The commentary on Black Legion is a dual effort from Patricia King Hanson and Anthony Slide. It's always a listenable track, but tends to be more conversational than necessarily stimulating. The two identify names of actors and discuss some of the film's production history. A few lulls do arise, including total silence for a couple of minutes just before the halfway mark in the movie. Still, my biggest concern when making the effort to watch a film again with people talking over it is for that extra time spent to be worthwhile. I don't really think anything of significance or importance is learned here, and the commentary is too lightweight, even dismissive, to enhance one's appreciation of the film. It's probably best recommended for those who'd like a history lesson in minutiae.
Though Black Legion was made in 1936, its release date early the following year means we're in for a selection of short subjects from 1937 in the Warner Night at the Movies feature on this DVD. A trailer for the Errol Flynn romantic comedy The Perfect Specimen (3:38) and a vintage newsreel (1:00) where law enforcement officials throw various pieces of old evidence, including guns, into a body of water (treehuggers be damned!) are pretty standard fillers. We also get a Technicolor short entitled "Under Southern Stars" (17:16) that concerns General Stonewall Jackson and the Battle of Chancellorsville during the Civil War. The real prime cut, though, is the musical short "Hi De Ho" (10:52) starring Cab Calloway. A written disclaimer about the racially insensitive nature of the short is thrown up on the screen by Warner Bros., but the only possibly offensive material would seem to be a stereotypical lack of proper grammar. Otherwise, "Hi De Ho" is a genuine treat featuring Cab Calloway singing and scatting the songs "I Gotta Right to Sing the Blues," "Hi-De-Ho Miracle Man," "Frisco Flo," and "Some of These Days."
Nearly just as fun is the Looney Tune "Porky and Gabby" (7:05). What makes this cartoon special is that it was directed by Ub Iwerks and animated by Chuck Jones and Bob Clampett. With that in mind, it's fascinating to see the three distinctly different styles of these animation legends all in the same cartoon. If perhaps the short doesn't live up to such lofty expectations, there's no doubt that it's still mighty interesting to watch.

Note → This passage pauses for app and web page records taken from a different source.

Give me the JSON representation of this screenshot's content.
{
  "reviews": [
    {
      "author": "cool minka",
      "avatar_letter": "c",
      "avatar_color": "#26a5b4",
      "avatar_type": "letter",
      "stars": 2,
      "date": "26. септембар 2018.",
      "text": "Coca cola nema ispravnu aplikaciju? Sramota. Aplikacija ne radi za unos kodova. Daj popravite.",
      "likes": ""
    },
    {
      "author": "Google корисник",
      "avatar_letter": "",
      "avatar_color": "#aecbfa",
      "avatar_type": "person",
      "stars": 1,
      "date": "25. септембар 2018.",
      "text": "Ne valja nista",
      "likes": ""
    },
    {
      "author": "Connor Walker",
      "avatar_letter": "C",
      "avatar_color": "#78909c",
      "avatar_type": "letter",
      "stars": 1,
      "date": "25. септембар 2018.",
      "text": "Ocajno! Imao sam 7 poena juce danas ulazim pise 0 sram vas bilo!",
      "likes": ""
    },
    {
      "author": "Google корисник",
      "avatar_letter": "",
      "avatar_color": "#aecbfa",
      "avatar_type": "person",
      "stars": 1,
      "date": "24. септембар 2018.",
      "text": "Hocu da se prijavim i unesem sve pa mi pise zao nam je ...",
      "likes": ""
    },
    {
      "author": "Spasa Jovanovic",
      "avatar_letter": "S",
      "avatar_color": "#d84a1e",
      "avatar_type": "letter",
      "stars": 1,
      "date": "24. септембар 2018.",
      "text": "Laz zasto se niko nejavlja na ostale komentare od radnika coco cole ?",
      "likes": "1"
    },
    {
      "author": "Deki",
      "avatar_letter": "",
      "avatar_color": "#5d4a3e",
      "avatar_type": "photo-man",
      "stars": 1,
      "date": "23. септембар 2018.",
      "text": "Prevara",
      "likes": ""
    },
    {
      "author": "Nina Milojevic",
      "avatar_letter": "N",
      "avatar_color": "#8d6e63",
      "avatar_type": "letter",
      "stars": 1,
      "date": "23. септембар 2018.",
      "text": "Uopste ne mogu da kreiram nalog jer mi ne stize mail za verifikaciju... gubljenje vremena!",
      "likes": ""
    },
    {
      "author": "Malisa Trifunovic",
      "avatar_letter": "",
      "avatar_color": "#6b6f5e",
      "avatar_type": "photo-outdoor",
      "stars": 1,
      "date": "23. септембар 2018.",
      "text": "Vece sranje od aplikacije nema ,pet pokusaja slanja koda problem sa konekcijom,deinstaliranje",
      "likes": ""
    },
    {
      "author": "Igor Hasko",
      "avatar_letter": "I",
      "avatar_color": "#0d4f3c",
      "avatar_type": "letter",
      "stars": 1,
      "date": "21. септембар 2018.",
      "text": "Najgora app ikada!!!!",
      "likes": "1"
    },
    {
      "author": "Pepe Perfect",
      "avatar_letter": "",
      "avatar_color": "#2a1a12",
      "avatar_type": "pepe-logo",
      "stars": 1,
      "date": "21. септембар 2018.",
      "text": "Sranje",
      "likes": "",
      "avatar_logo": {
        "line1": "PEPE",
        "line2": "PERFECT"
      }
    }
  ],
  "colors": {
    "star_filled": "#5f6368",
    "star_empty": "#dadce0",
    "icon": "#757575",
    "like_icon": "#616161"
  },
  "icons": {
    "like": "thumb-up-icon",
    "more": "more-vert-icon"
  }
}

The rarely seen character Gabby the Goat, who appeared in only three cartoons, makes a nice, grumpy sidekick to the especially rotund Porky Pig as they attempt to go camping. Finishing up the disc's special features is a trailer for Black Legion (1:41).